Supporting Street-involved Pregnant and Parenting Women: Review of the Literature

Oh Shit I'm Pregnant

The Healthy, Empowered, & Resilient (H.E.R.) Pregnancy Program was developed by Streetworks to provide support for street-involved women in Edmonton, Alberta.

The program uses professional staff and peer support workers to reach at-risk, pregnant and parenting women in inner-city Edmonton. The program supports street-involved women to access healthcare services before and throughout their pregnancy and addresses issues such as addiction, poverty, and family violence. The program is funded by Safe Communities, Alberta Justice and Solicitor General.

As part of an ongoing process evaluation, a literature review of services and supports for street-involved pregnant and parenting women was conducted and can now be downloaded. The review looks at similar programs operating both in Canada and internationally to support street-involved pregnant women and youth.

For more on the H.E.R. Pregnancy program, see previous posts:

 Reference

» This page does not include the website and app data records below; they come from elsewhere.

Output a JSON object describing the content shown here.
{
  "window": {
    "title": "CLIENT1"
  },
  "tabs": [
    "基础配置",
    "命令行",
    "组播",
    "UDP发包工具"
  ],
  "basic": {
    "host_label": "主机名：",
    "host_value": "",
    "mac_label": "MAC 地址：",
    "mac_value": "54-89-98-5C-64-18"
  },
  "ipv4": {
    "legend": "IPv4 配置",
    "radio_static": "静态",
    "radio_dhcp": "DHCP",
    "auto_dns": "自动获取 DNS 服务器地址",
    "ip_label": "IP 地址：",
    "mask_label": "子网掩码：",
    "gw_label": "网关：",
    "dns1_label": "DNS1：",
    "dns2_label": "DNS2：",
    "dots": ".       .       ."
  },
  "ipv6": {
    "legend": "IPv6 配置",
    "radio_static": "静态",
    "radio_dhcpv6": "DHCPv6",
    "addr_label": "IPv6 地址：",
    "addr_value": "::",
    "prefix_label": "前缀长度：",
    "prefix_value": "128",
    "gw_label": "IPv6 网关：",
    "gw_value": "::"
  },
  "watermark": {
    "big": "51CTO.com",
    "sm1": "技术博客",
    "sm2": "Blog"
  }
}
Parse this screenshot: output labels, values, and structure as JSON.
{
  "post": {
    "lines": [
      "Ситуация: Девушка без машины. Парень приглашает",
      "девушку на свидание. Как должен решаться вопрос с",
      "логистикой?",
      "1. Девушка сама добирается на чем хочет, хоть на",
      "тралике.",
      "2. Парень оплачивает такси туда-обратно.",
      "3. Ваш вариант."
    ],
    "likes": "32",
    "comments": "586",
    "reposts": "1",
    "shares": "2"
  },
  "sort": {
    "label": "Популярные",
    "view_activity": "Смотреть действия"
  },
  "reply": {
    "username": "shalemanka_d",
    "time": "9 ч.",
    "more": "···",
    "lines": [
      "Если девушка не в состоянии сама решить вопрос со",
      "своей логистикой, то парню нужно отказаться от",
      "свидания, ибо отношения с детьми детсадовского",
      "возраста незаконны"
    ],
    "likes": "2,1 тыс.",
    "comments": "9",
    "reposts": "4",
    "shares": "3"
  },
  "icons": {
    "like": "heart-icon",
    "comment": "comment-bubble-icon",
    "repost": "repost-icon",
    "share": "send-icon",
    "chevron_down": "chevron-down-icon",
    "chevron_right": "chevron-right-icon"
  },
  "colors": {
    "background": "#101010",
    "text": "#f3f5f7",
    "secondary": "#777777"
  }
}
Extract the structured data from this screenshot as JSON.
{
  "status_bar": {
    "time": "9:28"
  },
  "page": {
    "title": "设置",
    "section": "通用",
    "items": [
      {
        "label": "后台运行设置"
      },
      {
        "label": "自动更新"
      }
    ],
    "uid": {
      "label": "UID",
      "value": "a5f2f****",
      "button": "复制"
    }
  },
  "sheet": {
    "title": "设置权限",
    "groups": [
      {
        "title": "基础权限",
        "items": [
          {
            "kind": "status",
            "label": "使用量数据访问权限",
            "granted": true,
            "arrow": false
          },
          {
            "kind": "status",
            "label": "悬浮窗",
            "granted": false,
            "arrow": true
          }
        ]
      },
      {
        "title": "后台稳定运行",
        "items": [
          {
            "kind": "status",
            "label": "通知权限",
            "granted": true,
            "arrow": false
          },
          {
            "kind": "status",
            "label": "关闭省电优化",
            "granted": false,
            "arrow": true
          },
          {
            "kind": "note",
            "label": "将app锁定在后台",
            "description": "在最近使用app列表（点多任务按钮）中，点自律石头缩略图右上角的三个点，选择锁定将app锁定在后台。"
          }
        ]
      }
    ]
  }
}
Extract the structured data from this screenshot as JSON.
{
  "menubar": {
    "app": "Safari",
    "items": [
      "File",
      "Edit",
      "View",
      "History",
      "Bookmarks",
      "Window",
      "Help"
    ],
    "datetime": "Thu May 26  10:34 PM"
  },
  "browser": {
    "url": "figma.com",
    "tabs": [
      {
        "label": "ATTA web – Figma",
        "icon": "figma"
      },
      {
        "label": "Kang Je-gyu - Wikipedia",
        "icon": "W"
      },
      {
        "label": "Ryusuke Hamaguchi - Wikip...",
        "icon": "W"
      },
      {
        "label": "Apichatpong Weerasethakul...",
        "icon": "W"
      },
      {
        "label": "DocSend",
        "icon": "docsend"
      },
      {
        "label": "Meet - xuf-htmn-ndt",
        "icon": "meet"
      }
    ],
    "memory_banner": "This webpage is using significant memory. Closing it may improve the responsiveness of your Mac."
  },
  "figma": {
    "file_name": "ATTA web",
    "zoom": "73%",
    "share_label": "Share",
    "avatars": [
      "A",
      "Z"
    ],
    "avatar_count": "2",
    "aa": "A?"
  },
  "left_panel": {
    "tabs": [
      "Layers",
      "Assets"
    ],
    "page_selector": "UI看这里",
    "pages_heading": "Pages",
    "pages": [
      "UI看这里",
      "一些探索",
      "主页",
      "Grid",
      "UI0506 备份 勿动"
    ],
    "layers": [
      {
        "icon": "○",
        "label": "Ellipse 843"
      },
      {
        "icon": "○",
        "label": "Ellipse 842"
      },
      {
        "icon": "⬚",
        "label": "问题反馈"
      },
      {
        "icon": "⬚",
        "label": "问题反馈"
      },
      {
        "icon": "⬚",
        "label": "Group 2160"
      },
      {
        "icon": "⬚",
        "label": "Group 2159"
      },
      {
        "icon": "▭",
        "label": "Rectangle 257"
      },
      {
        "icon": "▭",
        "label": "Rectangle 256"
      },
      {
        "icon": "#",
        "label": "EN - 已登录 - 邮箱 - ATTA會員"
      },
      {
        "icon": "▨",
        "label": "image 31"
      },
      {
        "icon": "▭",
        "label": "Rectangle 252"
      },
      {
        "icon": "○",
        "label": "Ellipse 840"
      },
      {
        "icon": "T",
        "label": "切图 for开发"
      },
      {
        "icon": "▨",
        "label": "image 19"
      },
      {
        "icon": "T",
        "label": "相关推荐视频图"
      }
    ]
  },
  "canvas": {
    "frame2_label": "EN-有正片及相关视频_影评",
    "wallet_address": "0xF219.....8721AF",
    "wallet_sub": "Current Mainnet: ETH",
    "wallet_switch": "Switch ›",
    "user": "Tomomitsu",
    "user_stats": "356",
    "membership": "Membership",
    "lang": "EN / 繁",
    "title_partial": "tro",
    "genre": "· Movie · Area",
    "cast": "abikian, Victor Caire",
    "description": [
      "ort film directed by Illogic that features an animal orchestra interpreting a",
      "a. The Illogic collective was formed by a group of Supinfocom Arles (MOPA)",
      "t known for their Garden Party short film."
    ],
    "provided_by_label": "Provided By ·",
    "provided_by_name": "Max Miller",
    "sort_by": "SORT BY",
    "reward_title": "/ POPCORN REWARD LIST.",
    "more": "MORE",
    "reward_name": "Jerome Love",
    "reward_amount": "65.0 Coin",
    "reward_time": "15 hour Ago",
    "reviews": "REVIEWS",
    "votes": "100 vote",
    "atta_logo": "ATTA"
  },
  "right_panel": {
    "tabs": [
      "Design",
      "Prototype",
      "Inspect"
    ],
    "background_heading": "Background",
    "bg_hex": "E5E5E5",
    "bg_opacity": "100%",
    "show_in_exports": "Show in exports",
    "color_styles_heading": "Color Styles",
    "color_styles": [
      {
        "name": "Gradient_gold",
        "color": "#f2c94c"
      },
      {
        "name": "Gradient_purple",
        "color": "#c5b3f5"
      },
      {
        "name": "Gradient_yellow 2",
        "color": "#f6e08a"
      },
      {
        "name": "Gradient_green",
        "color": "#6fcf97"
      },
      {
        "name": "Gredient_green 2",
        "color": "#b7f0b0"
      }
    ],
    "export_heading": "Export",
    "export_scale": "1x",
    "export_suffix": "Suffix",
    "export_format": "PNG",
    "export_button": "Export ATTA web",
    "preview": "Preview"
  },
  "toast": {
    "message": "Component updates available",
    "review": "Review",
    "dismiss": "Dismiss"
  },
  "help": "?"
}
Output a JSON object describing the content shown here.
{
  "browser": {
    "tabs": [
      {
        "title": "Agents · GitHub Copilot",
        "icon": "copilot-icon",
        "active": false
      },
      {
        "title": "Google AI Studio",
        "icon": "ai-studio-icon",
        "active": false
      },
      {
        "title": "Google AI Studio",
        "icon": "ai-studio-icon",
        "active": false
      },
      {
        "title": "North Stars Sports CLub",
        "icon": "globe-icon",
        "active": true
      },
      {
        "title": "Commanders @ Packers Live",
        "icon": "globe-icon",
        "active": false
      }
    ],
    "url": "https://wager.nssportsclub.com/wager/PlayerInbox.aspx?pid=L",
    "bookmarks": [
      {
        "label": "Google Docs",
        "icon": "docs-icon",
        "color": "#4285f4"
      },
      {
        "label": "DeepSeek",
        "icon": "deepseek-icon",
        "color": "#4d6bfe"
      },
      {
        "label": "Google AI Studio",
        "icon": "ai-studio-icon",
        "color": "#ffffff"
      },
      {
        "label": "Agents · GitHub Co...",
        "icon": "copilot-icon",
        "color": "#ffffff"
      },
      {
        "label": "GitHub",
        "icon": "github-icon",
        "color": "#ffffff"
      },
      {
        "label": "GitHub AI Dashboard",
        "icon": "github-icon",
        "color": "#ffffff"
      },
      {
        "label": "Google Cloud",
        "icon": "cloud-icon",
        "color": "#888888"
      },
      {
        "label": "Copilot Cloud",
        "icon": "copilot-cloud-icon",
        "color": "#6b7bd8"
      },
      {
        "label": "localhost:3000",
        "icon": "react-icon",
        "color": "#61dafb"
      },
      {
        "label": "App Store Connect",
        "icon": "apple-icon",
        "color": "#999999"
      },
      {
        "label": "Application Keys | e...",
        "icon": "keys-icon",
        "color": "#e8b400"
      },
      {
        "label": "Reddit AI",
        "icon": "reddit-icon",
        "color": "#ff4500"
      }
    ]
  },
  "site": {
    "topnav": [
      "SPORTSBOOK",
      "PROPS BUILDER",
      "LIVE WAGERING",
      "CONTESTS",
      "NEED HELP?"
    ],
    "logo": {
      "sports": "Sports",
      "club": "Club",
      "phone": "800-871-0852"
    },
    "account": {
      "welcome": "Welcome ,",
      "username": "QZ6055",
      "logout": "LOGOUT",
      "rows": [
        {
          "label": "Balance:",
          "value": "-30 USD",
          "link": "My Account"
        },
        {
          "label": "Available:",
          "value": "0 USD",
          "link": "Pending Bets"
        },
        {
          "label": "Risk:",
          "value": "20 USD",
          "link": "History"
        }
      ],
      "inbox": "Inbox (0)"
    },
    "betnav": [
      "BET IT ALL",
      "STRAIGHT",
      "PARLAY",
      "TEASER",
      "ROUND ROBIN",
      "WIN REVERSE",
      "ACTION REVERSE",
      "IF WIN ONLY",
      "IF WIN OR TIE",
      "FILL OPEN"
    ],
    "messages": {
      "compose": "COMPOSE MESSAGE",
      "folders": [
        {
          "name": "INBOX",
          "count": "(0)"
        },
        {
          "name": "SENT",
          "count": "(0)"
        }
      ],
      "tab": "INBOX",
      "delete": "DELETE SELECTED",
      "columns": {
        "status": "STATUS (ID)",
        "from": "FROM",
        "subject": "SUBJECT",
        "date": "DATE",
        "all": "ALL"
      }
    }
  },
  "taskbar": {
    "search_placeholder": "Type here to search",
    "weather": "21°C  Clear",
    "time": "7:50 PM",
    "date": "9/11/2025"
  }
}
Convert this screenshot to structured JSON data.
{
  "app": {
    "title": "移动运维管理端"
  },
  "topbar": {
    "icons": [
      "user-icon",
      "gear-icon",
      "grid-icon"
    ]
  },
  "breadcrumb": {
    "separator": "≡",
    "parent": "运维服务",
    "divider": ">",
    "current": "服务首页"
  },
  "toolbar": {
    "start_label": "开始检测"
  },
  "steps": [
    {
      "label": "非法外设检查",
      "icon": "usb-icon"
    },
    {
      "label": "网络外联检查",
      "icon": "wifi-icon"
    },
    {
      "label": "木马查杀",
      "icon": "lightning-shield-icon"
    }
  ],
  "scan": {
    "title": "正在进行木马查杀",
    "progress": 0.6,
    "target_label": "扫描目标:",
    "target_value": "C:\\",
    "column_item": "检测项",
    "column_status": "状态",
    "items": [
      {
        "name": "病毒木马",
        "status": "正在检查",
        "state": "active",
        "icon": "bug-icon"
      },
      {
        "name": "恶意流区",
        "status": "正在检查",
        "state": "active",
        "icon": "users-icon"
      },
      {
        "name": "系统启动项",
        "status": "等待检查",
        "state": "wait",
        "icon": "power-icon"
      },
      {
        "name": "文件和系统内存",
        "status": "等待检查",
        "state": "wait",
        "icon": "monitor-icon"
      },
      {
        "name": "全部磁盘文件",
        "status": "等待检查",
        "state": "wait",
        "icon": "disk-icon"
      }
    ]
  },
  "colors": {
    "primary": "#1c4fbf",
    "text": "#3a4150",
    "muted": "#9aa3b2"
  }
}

Brower, Krista (2012). Best Practices: Services and Supports for Street-Involved Pregnant and Parenting Women – A Review of the Literature. Report prepared by Charis Management Consulting for the Alberta Centre for Child, Family and Community Research, Calgary, AB.

Supporting Pregnant and Parenting Women Who Use Substances: What Communities are Doing to Help

Specialized, Single-Access Perinatal Community Programs in Canada

Members of our Network Action Team on FASD prevention have recently developed a 12-page overview of community programs in Canada that support pregnant and early parenting women who use alcohol and other substances.

Since the 1990s, several communities in Canada have developed specialized programs  to address barriers to accessing prenatal services that exist for many women who use substances. These barriers include:

  • fear of losing custody of children;
  • fear of forced treatment or criminal prosecution;
  • lack of treatment readiness;
  • coexisting mental illness;
  • guilt, denial and/or embarrassment regarding their substance use;
  • and lack of transportation and/or child care.

These programs have been developed with an awareness of how substance misuse is often intertwined with other issues such as homelessness, gender-based violence, involvement with the law, loss of cultural connectedness, and food insecurity.

This overview describes the development of four programs in Canada:

  1. Maxxine Wright Place Project for High Risk Pregnant and Early Parenting Women in Surrey, British Columbia
  2. H.E.R. (Healthy, Empowered, Resilient) Pregnancy Program (Streetworks Program) in Edmonton, Alberta
  3. HerWay Home in Victoria, British Columbia
  4. The Mothering Project in Winnipeg, Manitoba

The document describes how the programs started, how they evolved to meet the unique needs of each community, and describes the research evidence that shows why they work.

If you take a look at the Four-Part Model of FASD Prevention below (see Poole, 2008 here for more on this model), you’ll notice that these type of programs fall under levels 3 and 4.

The third level of FASD prevention is about the provision of recovery and support services that are specialized, culturally specific and accessible for women with alcohol problems and related mental health concerns. These services are needed not only for pregnant women, but also before pregnancy and throughout the childbearing years.

The fourth level of FASD prevention is about supporting new mothers to maintain healthy changes they have been able to make during pregnancy. Postpartum support for mothers who were not able to make significant changes in their substance use during pregnancy is also vital. This will assist them to continue to improve their health and social support, as well as the health of their children. Early interventions for children who potentially have FASD are also important at this stage.”

You can download “Supporting Pregnant and Parenting Women Who Use Substances: What Communities are Doing to Help” from either the Canada FASD Research Network website here or the the BC Centre of Excellence for Women’s Health website here.

For more on this type of community program, see previous posts: